Don’t fill up your disks

I recently commented on an interesting blogg entry regarding optimizing Lightroom, where there was some confusion about why you should keep a large portion of your disk unused (and how large is large enough).

Since it became a rather long comment, and since this is an important performance factor that isn’t talked about a lot, I am simply reposting my comment as an entry here… I’m lazy like that…

I just wanted to shed some light on the "Keep space on your hard drive" tip. Michael asks if he really needs 400GB free on his 1TB drive, and the answer is yes, if maximum performance is the goal, he does. This is not so much to improve stability (once you have enough free space to write any temporary files, unfragmented, even more free space doesn’t really help you in that regard) but rather because of the way traditional hard drives work. A hard drive’s performance is not consistent across the entire surface, but varies significantly depending on which part of the drive gets read or written.

Generally, a hard drive will be fastest while writing to the outer edges of the drive’s platters, and performance will decrease when writing closer to the center of the platters. For this reason, drives fill up from the edges toward the center. The specifics of at which points and to what degree performance is cut is drive model-dependant, but generally speaking, the last parts of the disk will have about half the read and write transfer performance of the first parts.

Typical examples of this can be seen in more detailed tests of hard drives, for instance,2430-6.html (just a test of three disks I chose at random to illustrate the point).

To get the absolute maximum speed from your disk, you shouldn’t normally use much more than 20-25% of the disk, the rest should be unused space. Getting disks that are four times as big as “needed” is expensive, of course, and exactly how much you want to fill your disk, and in other words how much performance degradation you will suffer, will be an individual question. But when you’ve passed 50-60% of your disk space, this starts to be a real factor.

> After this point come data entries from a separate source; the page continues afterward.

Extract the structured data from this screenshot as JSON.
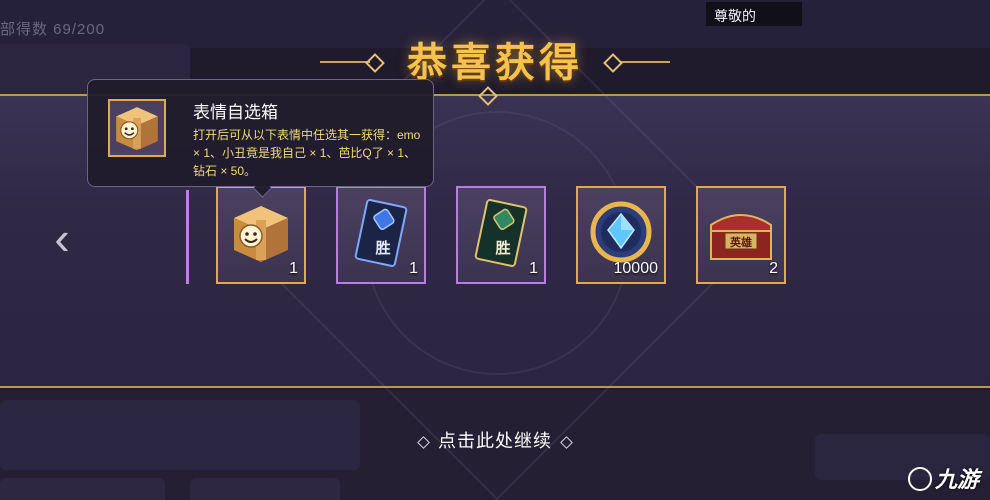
{
  "background": {
    "progress_text": "部得数 69/200",
    "username": "尊敬的"
  },
  "overlay": {
    "title": "恭喜获得",
    "continue_text": "点击此处继续",
    "nav_left_icon": "chevron-left-icon"
  },
  "tooltip": {
    "title": "表情自选箱",
    "description": "打开后可从以下表情中任选其一获得：emo × 1、小丑竟是我自己 × 1、芭比Q了 × 1、钻石 × 50。"
  },
  "rewards": [
    {
      "name": "表情自选箱",
      "icon": "emoji-box-icon",
      "count": "1",
      "rarity": "gold"
    },
    {
      "name": "胜利卡片-蓝",
      "icon": "victory-card-blue-icon",
      "label": "胜",
      "count": "1",
      "rarity": "purple"
    },
    {
      "name": "胜利卡片-绿",
      "icon": "victory-card-green-icon",
      "label": "胜",
      "count": "1",
      "rarity": "purple"
    },
    {
      "name": "钻石",
      "icon": "diamond-coin-icon",
      "count": "10000",
      "rarity": "gold"
    },
    {
      "name": "英雄宝箱",
      "icon": "hero-chest-icon",
      "label": "英雄",
      "count": "2",
      "rarity": "gold"
    }
  ],
  "watermark": "九游",
  "colors": {
    "gold": "#e0a94a",
    "purple": "#b57ee0",
    "title": "#f4c24d",
    "tooltip_desc": "#f0d97a"
  }
}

Finally, this relates to traditional, mechanical hard drives. The story for SSDs is far more complex. While they theoretically don’t suffer any degradation depending on what memory addresses are written, the controllers on current SSDs (especially MLC-based disks) tend to run in to a lot of optimization problems with data writes once free space starts to get scarce. So, expensive as they may be, SSDs will also give you the best performance while they are primarily empty.